> **WORK ITEM**
Could you restate the entries below word for word and leave the images out?

__________

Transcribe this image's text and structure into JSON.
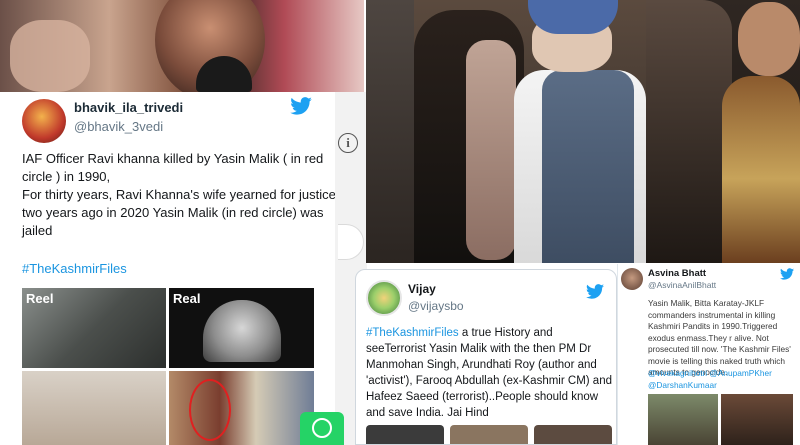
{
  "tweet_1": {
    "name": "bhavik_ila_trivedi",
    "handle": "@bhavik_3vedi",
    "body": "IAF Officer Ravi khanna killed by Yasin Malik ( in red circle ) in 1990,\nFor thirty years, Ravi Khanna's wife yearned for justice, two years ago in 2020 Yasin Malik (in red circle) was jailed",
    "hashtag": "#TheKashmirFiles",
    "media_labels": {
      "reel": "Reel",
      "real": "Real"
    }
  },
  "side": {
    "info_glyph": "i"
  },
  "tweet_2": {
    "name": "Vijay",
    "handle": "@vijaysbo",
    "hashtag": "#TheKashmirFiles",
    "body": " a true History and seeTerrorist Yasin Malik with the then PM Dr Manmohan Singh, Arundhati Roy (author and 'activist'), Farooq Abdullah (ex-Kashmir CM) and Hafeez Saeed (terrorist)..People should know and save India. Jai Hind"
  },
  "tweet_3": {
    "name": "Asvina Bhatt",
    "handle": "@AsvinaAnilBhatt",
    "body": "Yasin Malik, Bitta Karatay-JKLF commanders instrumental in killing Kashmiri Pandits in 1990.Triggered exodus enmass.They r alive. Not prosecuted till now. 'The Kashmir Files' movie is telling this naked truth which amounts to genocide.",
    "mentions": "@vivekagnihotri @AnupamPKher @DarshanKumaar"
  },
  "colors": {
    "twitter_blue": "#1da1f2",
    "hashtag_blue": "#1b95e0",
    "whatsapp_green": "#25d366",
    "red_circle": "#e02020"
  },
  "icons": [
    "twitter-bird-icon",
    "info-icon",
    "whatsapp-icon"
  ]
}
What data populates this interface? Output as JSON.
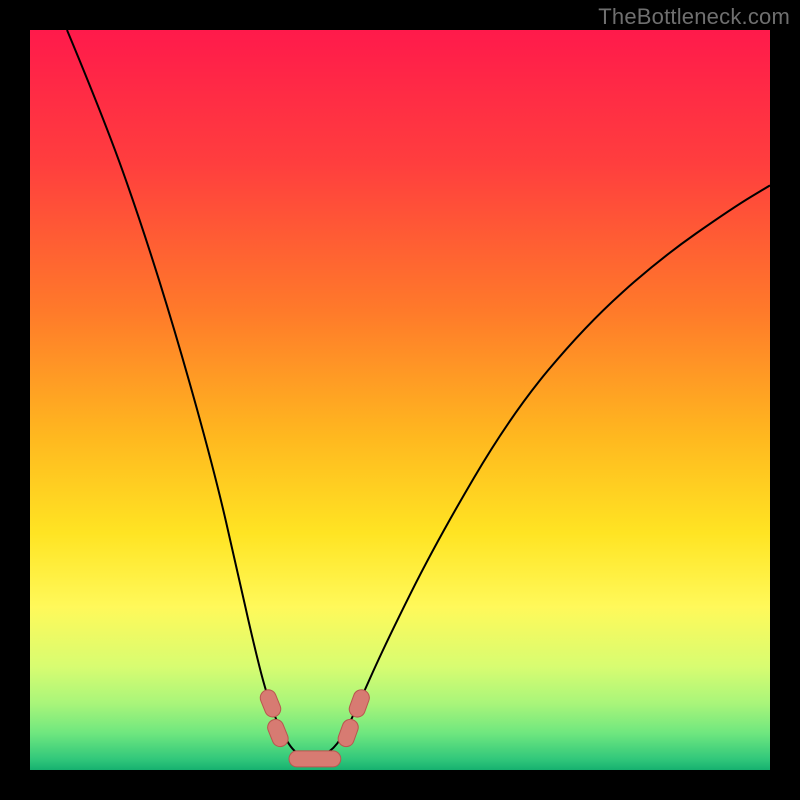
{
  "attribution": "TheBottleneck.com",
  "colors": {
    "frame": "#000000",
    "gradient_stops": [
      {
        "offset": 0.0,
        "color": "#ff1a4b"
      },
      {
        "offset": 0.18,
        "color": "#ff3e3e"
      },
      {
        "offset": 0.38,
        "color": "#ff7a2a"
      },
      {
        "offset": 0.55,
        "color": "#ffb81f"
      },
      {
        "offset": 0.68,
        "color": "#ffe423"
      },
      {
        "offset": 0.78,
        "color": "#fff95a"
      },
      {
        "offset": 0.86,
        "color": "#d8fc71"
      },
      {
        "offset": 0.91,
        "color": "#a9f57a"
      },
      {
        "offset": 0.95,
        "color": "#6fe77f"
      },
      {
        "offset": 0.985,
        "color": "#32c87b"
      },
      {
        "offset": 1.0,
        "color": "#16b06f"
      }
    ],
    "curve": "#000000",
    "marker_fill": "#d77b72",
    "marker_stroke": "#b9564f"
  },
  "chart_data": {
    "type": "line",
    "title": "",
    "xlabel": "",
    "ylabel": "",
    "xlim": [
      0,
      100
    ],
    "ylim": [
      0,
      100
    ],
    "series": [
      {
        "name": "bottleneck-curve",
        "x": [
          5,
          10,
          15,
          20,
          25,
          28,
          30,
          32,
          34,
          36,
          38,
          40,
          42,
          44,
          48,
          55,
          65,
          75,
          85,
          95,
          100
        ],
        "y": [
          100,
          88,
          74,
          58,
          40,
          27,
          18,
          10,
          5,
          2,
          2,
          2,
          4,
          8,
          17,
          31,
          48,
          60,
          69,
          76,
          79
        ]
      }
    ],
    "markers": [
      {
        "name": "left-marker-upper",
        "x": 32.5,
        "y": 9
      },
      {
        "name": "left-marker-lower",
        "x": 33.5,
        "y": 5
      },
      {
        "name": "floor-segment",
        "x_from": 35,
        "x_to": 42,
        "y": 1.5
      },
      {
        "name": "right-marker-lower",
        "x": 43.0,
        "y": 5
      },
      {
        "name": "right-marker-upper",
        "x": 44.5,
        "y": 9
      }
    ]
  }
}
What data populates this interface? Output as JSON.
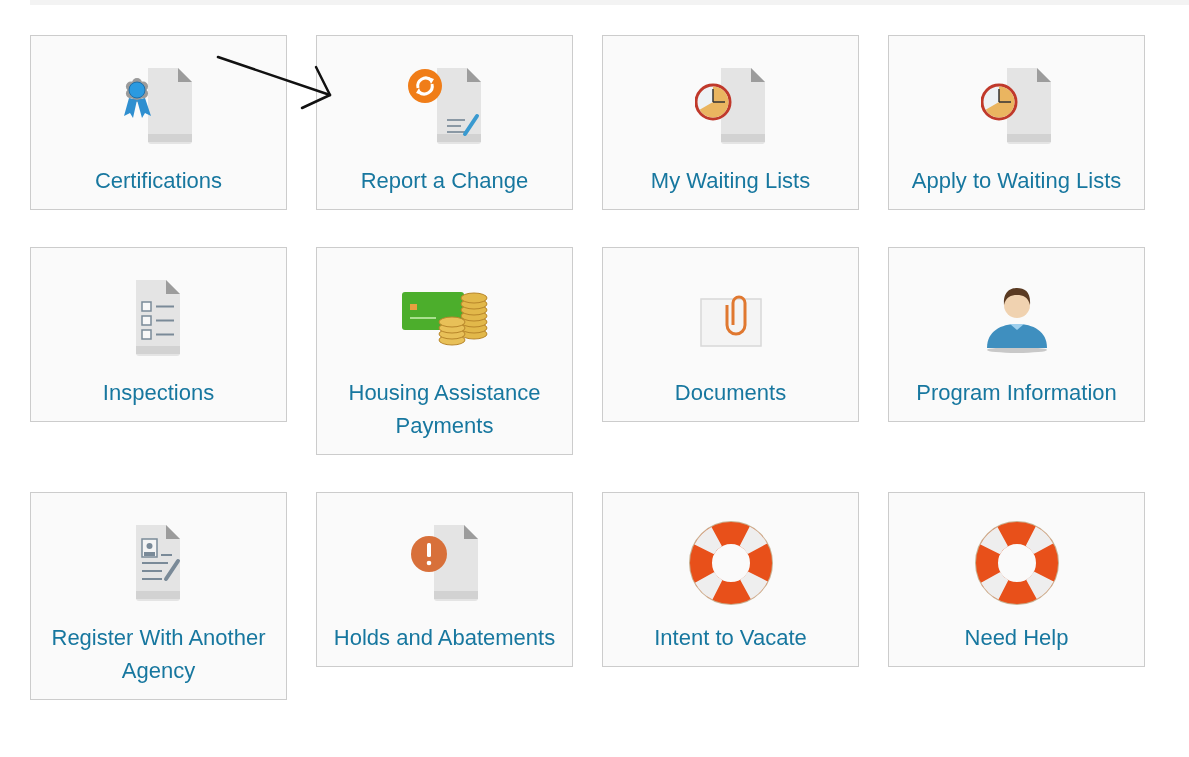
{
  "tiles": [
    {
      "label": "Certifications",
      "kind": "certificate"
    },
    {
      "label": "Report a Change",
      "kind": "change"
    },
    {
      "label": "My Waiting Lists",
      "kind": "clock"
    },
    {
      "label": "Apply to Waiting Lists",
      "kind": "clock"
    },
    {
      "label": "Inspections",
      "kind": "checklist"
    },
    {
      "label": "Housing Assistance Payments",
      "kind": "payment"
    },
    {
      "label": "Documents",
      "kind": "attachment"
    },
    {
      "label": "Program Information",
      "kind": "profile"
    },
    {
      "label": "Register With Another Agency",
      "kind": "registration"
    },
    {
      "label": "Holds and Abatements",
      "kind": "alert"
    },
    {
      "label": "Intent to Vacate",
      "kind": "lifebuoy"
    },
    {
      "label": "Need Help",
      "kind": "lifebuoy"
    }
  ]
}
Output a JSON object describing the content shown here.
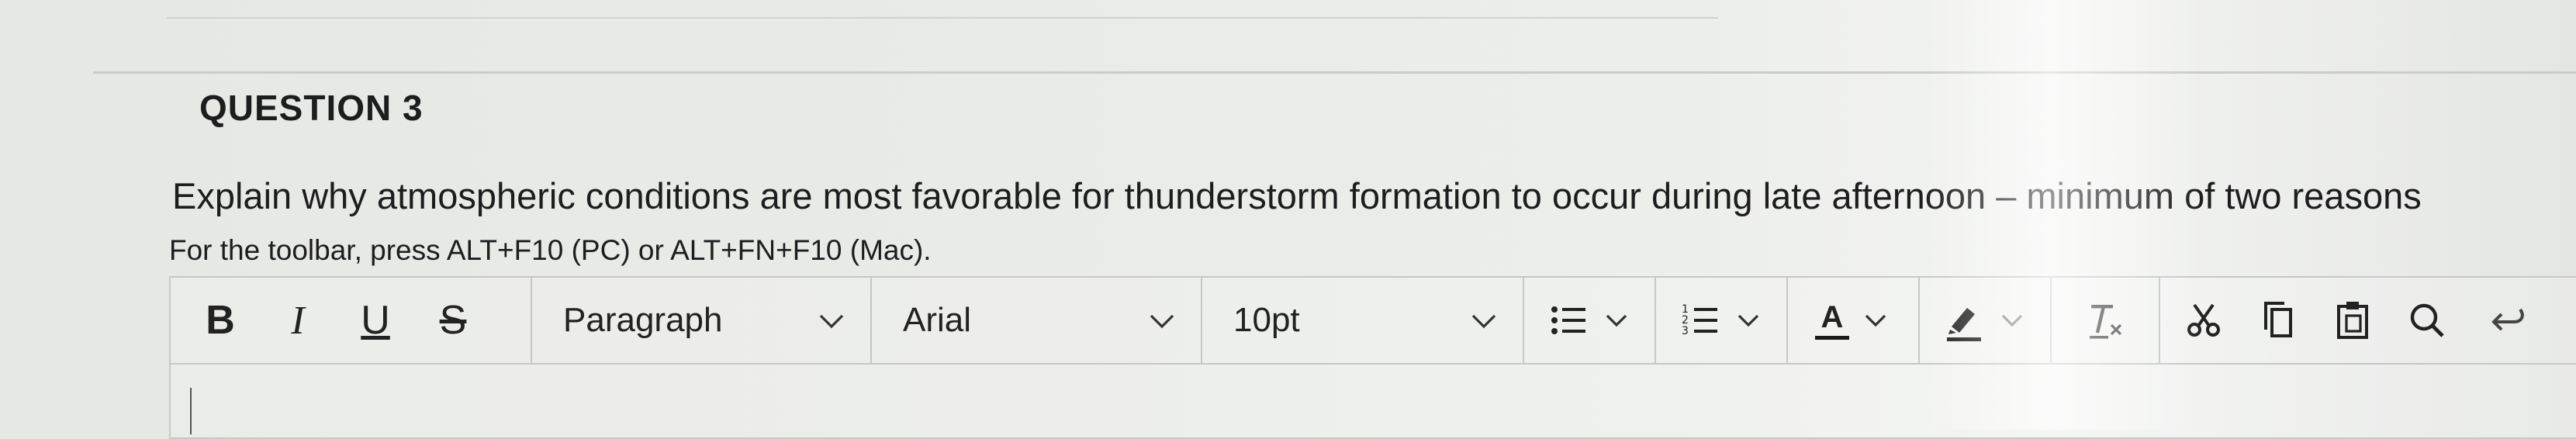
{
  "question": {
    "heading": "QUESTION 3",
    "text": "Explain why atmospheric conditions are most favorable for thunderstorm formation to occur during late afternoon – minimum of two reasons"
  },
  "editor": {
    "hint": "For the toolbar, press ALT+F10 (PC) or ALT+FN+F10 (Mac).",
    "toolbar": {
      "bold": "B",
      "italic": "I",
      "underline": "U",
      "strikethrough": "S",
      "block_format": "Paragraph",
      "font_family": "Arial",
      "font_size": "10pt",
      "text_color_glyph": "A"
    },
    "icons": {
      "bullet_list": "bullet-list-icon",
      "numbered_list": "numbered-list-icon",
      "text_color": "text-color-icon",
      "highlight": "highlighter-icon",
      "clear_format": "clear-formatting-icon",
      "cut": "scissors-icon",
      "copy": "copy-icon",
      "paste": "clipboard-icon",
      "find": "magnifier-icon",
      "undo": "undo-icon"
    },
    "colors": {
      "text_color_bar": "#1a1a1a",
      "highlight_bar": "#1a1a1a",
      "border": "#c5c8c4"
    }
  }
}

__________

> **RESPONSE TO THIS EXERCISE**
Transcribe this image's text and structure into JSON.
{
  "tweet_1": {
    "name": "bhavik_ila_trivedi",
    "handle": "@bhavik_3vedi",
    "body": "IAF Officer Ravi khanna killed by Yasin Malik ( in red circle ) in 1990,\nFor thirty years, Ravi Khanna's wife yearned for justice, two years ago in 2020 Yasin Malik (in red circle) was jailed",
    "hashtag": "#TheKashmirFiles",
    "media_labels": {
      "reel": "Reel",
      "real": "Real"
    }
  },
  "side": {
    "info_glyph": "i"
  },
  "tweet_2": {
    "name": "Vijay",
    "handle": "@vijaysbo",
    "hashtag": "#TheKashmirFiles",
    "body": " a true History and seeTerrorist Yasin Malik with the then PM Dr Manmohan Singh, Arundhati Roy (author and 'activist'), Farooq Abdullah (ex-Kashmir CM) and Hafeez Saeed (terrorist)..People should know and save India. Jai Hind"
  },
  "tweet_3": {
    "name": "Asvina Bhatt",
    "handle": "@AsvinaAnilBhatt",
    "body": "Yasin Malik, Bitta Karatay-JKLF commanders instrumental in killing Kashmiri Pandits in 1990.Triggered exodus enmass.They r alive. Not prosecuted till now. 'The Kashmir Files' movie is telling this naked truth which amounts to genocide.",
    "mentions": "@vivekagnihotri @AnupamPKher @DarshanKumaar"
  },
  "colors": {
    "twitter_blue": "#1da1f2",
    "hashtag_blue": "#1b95e0",
    "whatsapp_green": "#25d366",
    "red_circle": "#e02020"
  },
  "icons": [
    "twitter-bird-icon",
    "info-icon",
    "whatsapp-icon"
  ]
}
What data populates this interface? Output as JSON.
{
  "attribution": "TheBottleneck.com",
  "colors": {
    "frame": "#000000",
    "gradient_stops": [
      {
        "offset": 0.0,
        "color": "#ff1a4b"
      },
      {
        "offset": 0.18,
        "color": "#ff3e3e"
      },
      {
        "offset": 0.38,
        "color": "#ff7a2a"
      },
      {
        "offset": 0.55,
        "color": "#ffb81f"
      },
      {
        "offset": 0.68,
        "color": "#ffe423"
      },
      {
        "offset": 0.78,
        "color": "#fff95a"
      },
      {
        "offset": 0.86,
        "color": "#d8fc71"
      },
      {
        "offset": 0.91,
        "color": "#a9f57a"
      },
      {
        "offset": 0.95,
        "color": "#6fe77f"
      },
      {
        "offset": 0.985,
        "color": "#32c87b"
      },
      {
        "offset": 1.0,
        "color": "#16b06f"
      }
    ],
    "curve": "#000000",
    "marker_fill": "#d77b72",
    "marker_stroke": "#b9564f"
  },
  "chart_data": {
    "type": "line",
    "title": "",
    "xlabel": "",
    "ylabel": "",
    "xlim": [
      0,
      100
    ],
    "ylim": [
      0,
      100
    ],
    "series": [
      {
        "name": "bottleneck-curve",
        "x": [
          5,
          10,
          15,
          20,
          25,
          28,
          30,
          32,
          34,
          36,
          38,
          40,
          42,
          44,
          48,
          55,
          65,
          75,
          85,
          95,
          100
        ],
        "y": [
          100,
          88,
          74,
          58,
          40,
          27,
          18,
          10,
          5,
          2,
          2,
          2,
          4,
          8,
          17,
          31,
          48,
          60,
          69,
          76,
          79
        ]
      }
    ],
    "markers": [
      {
        "name": "left-marker-upper",
        "x": 32.5,
        "y": 9
      },
      {
        "name": "left-marker-lower",
        "x": 33.5,
        "y": 5
      },
      {
        "name": "floor-segment",
        "x_from": 35,
        "x_to": 42,
        "y": 1.5
      },
      {
        "name": "right-marker-lower",
        "x": 43.0,
        "y": 5
      },
      {
        "name": "right-marker-upper",
        "x": 44.5,
        "y": 9
      }
    ]
  }
}
What data populates this interface? Output as JSON.
{
  "tiles": [
    {
      "label": "Certifications",
      "kind": "certificate"
    },
    {
      "label": "Report a Change",
      "kind": "change"
    },
    {
      "label": "My Waiting Lists",
      "kind": "clock"
    },
    {
      "label": "Apply to Waiting Lists",
      "kind": "clock"
    },
    {
      "label": "Inspections",
      "kind": "checklist"
    },
    {
      "label": "Housing Assistance Payments",
      "kind": "payment"
    },
    {
      "label": "Documents",
      "kind": "attachment"
    },
    {
      "label": "Program Information",
      "kind": "profile"
    },
    {
      "label": "Register With Another Agency",
      "kind": "registration"
    },
    {
      "label": "Holds and Abatements",
      "kind": "alert"
    },
    {
      "label": "Intent to Vacate",
      "kind": "lifebuoy"
    },
    {
      "label": "Need Help",
      "kind": "lifebuoy"
    }
  ]
}
Output a JSON object describing the content shown here.
{
  "question": {
    "heading": "QUESTION 3",
    "text": "Explain why atmospheric conditions are most favorable for thunderstorm formation to occur during late afternoon – minimum of two reasons"
  },
  "editor": {
    "hint": "For the toolbar, press ALT+F10 (PC) or ALT+FN+F10 (Mac).",
    "toolbar": {
      "bold": "B",
      "italic": "I",
      "underline": "U",
      "strikethrough": "S",
      "block_format": "Paragraph",
      "font_family": "Arial",
      "font_size": "10pt",
      "text_color_glyph": "A"
    },
    "icons": {
      "bullet_list": "bullet-list-icon",
      "numbered_list": "numbered-list-icon",
      "text_color": "text-color-icon",
      "highlight": "highlighter-icon",
      "clear_format": "clear-formatting-icon",
      "cut": "scissors-icon",
      "copy": "copy-icon",
      "paste": "clipboard-icon",
      "find": "magnifier-icon",
      "undo": "undo-icon"
    },
    "colors": {
      "text_color_bar": "#1a1a1a",
      "highlight_bar": "#1a1a1a",
      "border": "#c5c8c4"
    }
  }
}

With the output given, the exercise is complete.